──────── Extracted material ────────
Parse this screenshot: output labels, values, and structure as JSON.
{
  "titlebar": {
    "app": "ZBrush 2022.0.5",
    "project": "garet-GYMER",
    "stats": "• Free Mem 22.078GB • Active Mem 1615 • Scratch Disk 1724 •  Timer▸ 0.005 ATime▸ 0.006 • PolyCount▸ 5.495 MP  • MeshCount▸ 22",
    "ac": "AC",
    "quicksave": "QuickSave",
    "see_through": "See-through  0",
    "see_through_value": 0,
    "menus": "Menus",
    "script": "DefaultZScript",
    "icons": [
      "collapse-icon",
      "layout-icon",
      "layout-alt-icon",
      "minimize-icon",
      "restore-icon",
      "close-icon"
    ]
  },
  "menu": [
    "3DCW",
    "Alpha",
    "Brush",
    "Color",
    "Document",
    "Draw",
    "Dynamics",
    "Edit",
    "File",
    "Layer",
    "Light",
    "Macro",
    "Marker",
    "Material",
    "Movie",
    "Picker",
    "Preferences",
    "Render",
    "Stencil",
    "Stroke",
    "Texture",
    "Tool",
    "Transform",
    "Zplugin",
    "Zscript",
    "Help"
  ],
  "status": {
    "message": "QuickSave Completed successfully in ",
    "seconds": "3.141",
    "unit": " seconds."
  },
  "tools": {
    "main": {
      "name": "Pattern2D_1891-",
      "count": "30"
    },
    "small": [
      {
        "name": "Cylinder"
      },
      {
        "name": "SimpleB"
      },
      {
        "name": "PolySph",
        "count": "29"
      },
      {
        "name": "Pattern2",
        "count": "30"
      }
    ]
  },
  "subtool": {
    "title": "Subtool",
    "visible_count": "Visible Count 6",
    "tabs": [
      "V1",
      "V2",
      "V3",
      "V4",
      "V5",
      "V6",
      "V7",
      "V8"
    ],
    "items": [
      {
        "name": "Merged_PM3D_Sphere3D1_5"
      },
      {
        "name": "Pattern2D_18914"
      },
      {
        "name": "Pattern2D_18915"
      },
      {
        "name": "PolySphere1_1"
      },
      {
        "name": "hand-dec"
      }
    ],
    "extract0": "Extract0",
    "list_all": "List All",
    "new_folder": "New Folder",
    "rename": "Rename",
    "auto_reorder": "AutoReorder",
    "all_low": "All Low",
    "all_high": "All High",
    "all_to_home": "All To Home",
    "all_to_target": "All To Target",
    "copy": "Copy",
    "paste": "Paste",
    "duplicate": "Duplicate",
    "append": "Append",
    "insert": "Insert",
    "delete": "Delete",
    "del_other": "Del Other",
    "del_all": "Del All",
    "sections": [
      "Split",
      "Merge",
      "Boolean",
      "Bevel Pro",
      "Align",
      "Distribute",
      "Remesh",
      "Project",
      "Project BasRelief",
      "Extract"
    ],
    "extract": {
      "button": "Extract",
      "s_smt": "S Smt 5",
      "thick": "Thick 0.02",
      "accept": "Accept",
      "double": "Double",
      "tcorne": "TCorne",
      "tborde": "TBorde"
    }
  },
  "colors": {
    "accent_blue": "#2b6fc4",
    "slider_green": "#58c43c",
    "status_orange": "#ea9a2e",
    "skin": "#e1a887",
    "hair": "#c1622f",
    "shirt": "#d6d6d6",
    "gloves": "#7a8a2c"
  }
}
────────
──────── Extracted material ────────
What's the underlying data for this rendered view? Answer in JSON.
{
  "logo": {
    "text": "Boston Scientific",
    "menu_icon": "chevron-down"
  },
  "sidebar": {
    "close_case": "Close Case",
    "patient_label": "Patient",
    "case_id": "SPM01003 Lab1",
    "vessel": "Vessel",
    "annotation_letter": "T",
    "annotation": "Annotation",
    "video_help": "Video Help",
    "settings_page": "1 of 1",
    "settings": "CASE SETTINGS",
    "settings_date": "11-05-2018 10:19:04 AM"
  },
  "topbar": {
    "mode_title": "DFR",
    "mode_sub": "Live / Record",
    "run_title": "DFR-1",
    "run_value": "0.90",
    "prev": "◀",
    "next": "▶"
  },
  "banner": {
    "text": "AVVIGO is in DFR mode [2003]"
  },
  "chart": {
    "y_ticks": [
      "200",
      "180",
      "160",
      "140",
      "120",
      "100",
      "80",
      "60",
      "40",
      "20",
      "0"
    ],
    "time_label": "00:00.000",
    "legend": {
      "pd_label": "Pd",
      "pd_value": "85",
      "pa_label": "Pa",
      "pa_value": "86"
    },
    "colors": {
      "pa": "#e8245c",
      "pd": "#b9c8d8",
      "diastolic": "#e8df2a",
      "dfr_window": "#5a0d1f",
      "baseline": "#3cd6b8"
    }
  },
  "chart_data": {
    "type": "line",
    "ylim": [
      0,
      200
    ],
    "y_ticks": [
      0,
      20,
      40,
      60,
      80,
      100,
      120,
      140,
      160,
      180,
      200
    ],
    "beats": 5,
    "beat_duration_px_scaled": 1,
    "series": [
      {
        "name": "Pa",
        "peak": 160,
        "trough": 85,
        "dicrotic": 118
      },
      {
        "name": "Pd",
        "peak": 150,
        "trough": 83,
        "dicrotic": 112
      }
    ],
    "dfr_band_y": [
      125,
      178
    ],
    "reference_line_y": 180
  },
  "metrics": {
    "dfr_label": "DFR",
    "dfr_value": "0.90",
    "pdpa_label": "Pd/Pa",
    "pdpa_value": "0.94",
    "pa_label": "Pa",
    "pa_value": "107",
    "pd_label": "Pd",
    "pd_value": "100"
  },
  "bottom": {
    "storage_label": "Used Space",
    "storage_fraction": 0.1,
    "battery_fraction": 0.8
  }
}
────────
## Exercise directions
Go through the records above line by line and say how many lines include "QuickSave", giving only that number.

## Result for this task
2